Christmas day in Italy has shown both a wintry and mild aspect. Looking at the minimum and maximum temperatures (Figure1), we can see how values below 0°C were observed in the morning in the Po valley and Alpine region, with frost especially in the countryside. Values close to 0 °C were recorded also in central-southern Italy on the Appennines, instead mild values (10-15 °C) were observed mainly in Sicily and Sardinia.
The night and morning has been sunny mostly everywhere; only in Calabria and Sicily some showers have occurred and foggy conditions were observed especially on the plains in N.E. Italy.
The afternoon has been settled mostly everywhere, with sunny conditions along the peninsula.

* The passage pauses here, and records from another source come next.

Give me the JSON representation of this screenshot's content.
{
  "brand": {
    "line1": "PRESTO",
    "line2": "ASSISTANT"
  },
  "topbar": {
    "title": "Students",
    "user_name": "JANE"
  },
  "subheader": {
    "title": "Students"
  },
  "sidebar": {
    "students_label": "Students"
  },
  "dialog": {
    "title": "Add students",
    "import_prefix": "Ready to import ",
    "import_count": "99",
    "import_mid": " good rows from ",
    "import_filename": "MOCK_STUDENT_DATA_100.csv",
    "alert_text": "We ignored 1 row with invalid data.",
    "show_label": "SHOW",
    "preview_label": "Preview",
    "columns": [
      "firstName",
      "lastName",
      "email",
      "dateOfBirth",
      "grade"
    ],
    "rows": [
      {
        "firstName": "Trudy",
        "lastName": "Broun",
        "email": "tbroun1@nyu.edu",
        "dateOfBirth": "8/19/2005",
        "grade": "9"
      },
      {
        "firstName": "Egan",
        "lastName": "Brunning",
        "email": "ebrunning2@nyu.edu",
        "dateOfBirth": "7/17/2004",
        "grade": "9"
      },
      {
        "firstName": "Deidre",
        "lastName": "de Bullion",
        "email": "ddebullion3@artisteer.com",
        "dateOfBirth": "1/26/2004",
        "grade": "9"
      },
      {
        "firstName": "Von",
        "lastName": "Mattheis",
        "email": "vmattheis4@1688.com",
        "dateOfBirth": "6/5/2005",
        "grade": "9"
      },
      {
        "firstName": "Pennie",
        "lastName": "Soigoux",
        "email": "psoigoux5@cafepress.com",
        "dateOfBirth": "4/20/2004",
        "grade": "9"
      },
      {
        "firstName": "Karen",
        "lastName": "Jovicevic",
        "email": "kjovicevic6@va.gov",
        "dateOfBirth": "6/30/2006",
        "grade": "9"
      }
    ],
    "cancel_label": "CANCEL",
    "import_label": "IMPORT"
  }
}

However, in N.E. Italy, especially close to the Adriatic coast (Figure2), foggy conditions have lasted during the whole day, causing cold temperatures in the plains.
Indeed, the maximum temperatures (Figure1) were just above 0 °C in the area between Venice, Verona and Ferrara; instead, in N.W. Italy, were bright conditions have occurred most of the day, maximum temperatures reached 10-11 °C.
Also in central-southern Italy this Christmas has not been cold (though with temperatures close to the average), with maximum values between 10-15 °C mostly everywhere (lower values along the Adriatic coast due to the colder air moving towards the Balkans). Finally, the warmest temperatures were observed in Sardinia and Sicily, with peaks of 16-18 °C in some areas.
The very different temperatures observed were due to both local orography/climate and larger scale weather patterns.
The foggy (and cold) conditions on the plains in N.E. Italy were due to the absence of winds at surface in the area and to anticyclonic conditions in the western Mediterranean region. Moreover, being the area surrounded by mountains (Alps and Appennines), the cold air is ‘trapped’ at surface along with humidity and pollutants (which contribute to the formation of the fog).
Instead, in N.W. Italy, the winds were ‘stronger’ and coming from the Alps, leading to a decrease in the humidity and to an increase in temperatures during the day.
Along the peninsula, the colder air on the Balkans has caused a decrease in temperatures on the Adriatic coast with strong northerly winds; instead, the Tyrrhenian side, ‘protected’ by the Appennines, has seen a little decrease in temperatures.
The minimum and maximum temperatures observed in the main italian cities on Christmas day, compared with the 1971-2000 average, are shown in Table1.
We can see how Venice has observed low temperatures (-3 °C of anomaly in both minimum and maximum values), instead the cities in N.W. Italy (especially Torino) have shown maximum values well above the average (+7 °C of anomaly in Torino). Also the cities on the Adriatic coast (Ancona, Bari) have shown temperatures below the average, though only for the maximum values, instead Roma and Palermo (Sicily) were warmer than the average.
These weather conditions will last until Saturday, with the high-pressure still positioned on W. Europe bringing mild and settled weather on the peninsula (though foggy conditions are still possible in the Po valley with temperature inversion at surface). Then, from Sunday, a colder air mass coming from Scandinavia should cause a decrease in temperatures especially in northern-central Italy. However, it is too early to talk about it in details, especially regarding the likelihood of precipitation (e.g. snow).